Computer Associates International Inc. moved on Thursday to take full control of a venture it has been operating jointly with Newtrend Group, an Orlando-based bank systems company.
Seeking to put an end to a stormy and litigious three-year relationship, Computer Associates said it would exercise its right to increase its ownership in the venture, Newtrend LP, to 100% from 50%.
Newtrend Group, which owns the other 50%, reportedly had found a potential buyer for the joint venture.
Computer Associates, which bills itself as the world's leading software vendor, said it was exercising a right of first refusal to buy out Newtrend Group at the price offered by the outside party. That price was not disclosed.
More than 500 Customers
The partnership has more than 500 financial institution customers, and Computer Associates' control of the business would represent a significant shakeup in the world of banking software.
Newtrend Group, meanwhile, could emerge a very different company, because many of its software resources are tied up in Newtrend L.P.
Except for a press release issued from Computer Associates' headquarters in Islandia, N.Y., there was no further explanation on Thursday. Computer Associates officials declined to elaborate. Newtrend Group executives did not respond to several telephoned requests for comment, though they were expected to issue a statement late in the day.
Consummation of the deal would put an end to a tug-of-war between Computer Associates and Newtrend Group dating back to the formation of Newtrend L.P. in May 1991.
Given the partners' proclivity to take their differences to court, the story may not yet be over.
Computer Associates' statement said Newtrend was notified its plan and "we hope to complete the paperwork as soon as possible." A spokesman for the software giant wrote that the buyout is "the best possible outcome for Newtrend's clients and employees."
The partnership got off to an amicable start.
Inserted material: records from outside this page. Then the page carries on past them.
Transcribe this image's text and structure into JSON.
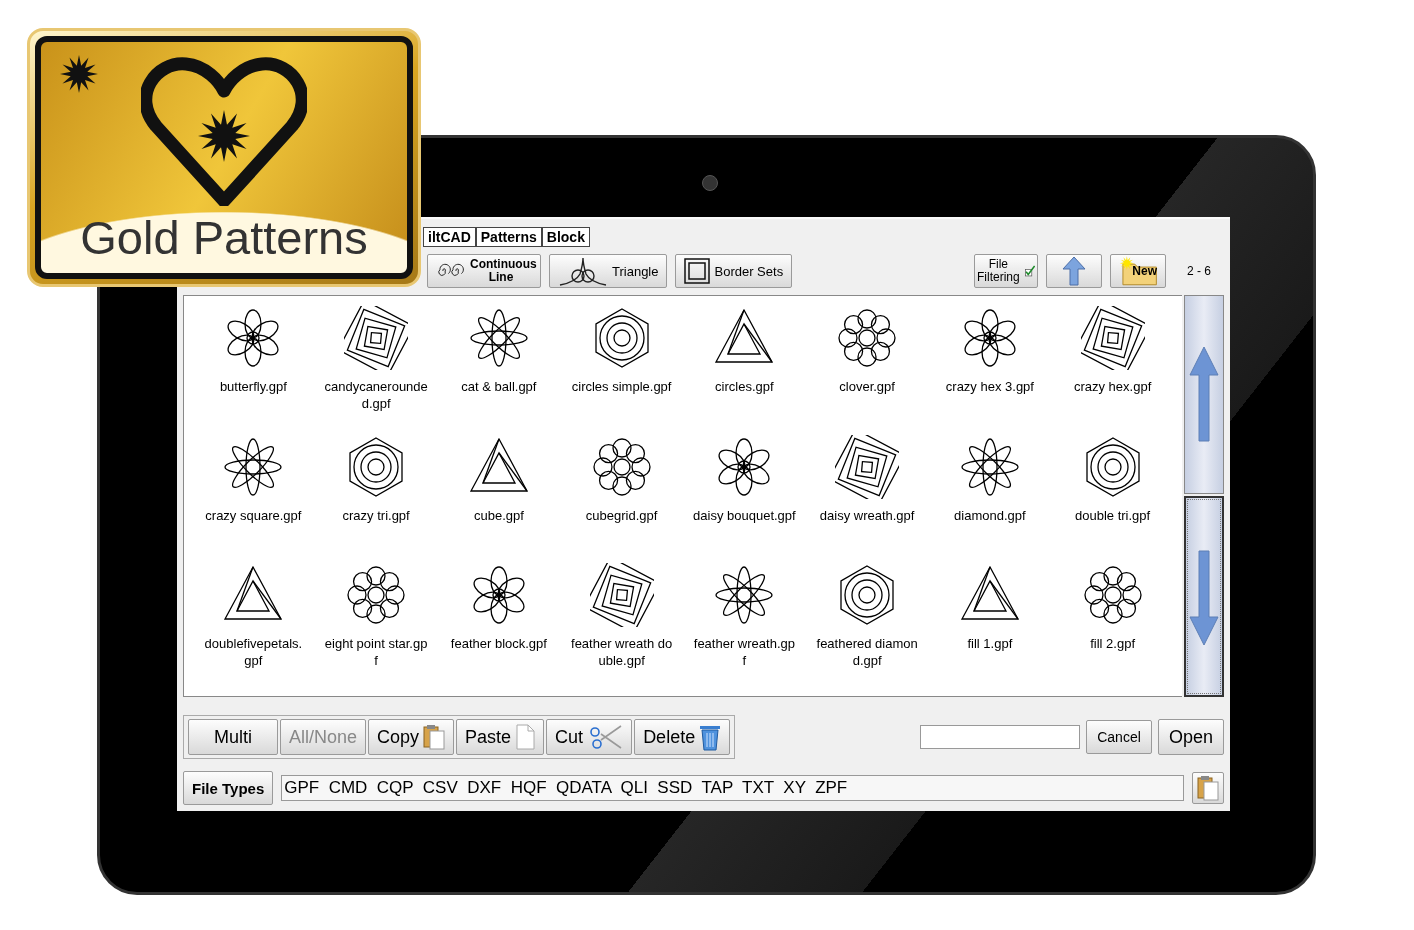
{
  "badge": {
    "title": "Gold Patterns"
  },
  "tabs": [
    {
      "label": "iltCAD"
    },
    {
      "label": "Patterns"
    },
    {
      "label": "Block"
    }
  ],
  "toolbar": [
    {
      "kind": "continuous",
      "label": "Continuous Line"
    },
    {
      "kind": "triangle",
      "label": "Triangle"
    },
    {
      "kind": "border",
      "label": "Border Sets"
    }
  ],
  "toolbar_right": [
    {
      "kind": "filter",
      "label": "File Filtering"
    },
    {
      "kind": "up"
    },
    {
      "kind": "new",
      "label": "New"
    }
  ],
  "page_indicator": "2 - 6",
  "files": [
    {
      "name": "butterfly.gpf"
    },
    {
      "name": "candycanerounded.gpf"
    },
    {
      "name": "cat & ball.gpf"
    },
    {
      "name": "circles simple.gpf"
    },
    {
      "name": "circles.gpf"
    },
    {
      "name": "clover.gpf"
    },
    {
      "name": "crazy hex 3.gpf"
    },
    {
      "name": "crazy hex.gpf"
    },
    {
      "name": "crazy square.gpf"
    },
    {
      "name": "crazy tri.gpf"
    },
    {
      "name": "cube.gpf"
    },
    {
      "name": "cubegrid.gpf"
    },
    {
      "name": "daisy bouquet.gpf"
    },
    {
      "name": "daisy wreath.gpf"
    },
    {
      "name": "diamond.gpf"
    },
    {
      "name": "double tri.gpf"
    },
    {
      "name": "doublefivepetals.gpf"
    },
    {
      "name": "eight point star.gpf"
    },
    {
      "name": "feather block.gpf"
    },
    {
      "name": "feather wreath double.gpf"
    },
    {
      "name": "feather wreath.gpf"
    },
    {
      "name": "feathered diamond.gpf"
    },
    {
      "name": "fill 1.gpf"
    },
    {
      "name": "fill 2.gpf"
    }
  ],
  "actions": [
    {
      "kind": "plain",
      "label": "Multi",
      "disabled": false
    },
    {
      "kind": "plain",
      "label": "All/None",
      "disabled": true
    },
    {
      "kind": "copy",
      "label": "Copy",
      "disabled": false
    },
    {
      "kind": "paste",
      "label": "Paste",
      "disabled": false
    },
    {
      "kind": "cut",
      "label": "Cut",
      "disabled": false
    },
    {
      "kind": "delete",
      "label": "Delete",
      "disabled": false
    }
  ],
  "dialog_buttons": [
    {
      "label": "Cancel"
    },
    {
      "label": "Open"
    }
  ],
  "file_types": {
    "button": "File Types",
    "value": "GPF  CMD  CQP  CSV  DXF  HQF  QDATA  QLI  SSD  TAP  TXT  XY  ZPF"
  }
}
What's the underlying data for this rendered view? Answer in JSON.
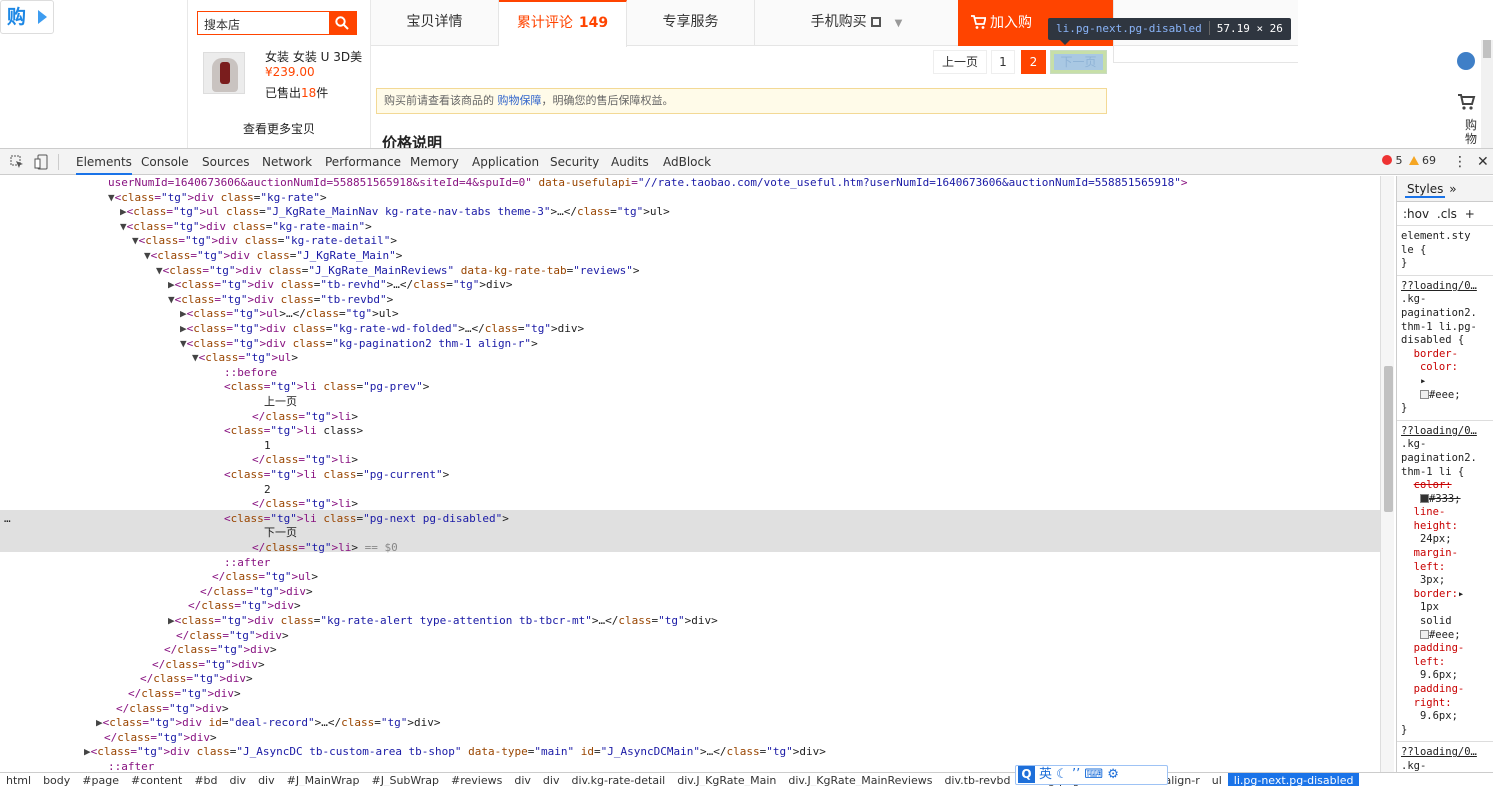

The association with Newtrend gave Computer Associates and its Infopoint software line ready access to the financial industry.
Newtrend Group, in turn, was able to build its market share among the commercial banks that used Infopoint systems, which run on International Business Machines Corp. mainframes.
Before the partnership, Newtrend mainly served thrifts through its Miser software product, which ran on Unisys Corp. computers.
The relationship quickly soured, and the animosity was aired publicly in August 1993 when Computer Associates sued to dissolve the partnership and regain control of its Infopoint products.
Although the two companies were equally represented in the leadership of their joint Company, Computer Associates claimed it was being left out of key management decisions, and both sides were deadlocked on several issues.
Matters worsened in March 1994, when Computer Associates filed a second suit, accusing Newtrend of misrepresentation and fraud.
This suit claimed that Newtrend executives approved important transactions - including acquisitions - without proper approval, ignored Computer Associates' business strategy, and generally kept executives in the dark about the company's operations.
"Virtually all of Newtrend's Infopoint clients use other CA solutions," Computer Associates said Thursday. "With 100% control of Newtrend, we're now in a position to make sensible long-term decisions and offer banking software clients the product synergy and integration they deserve."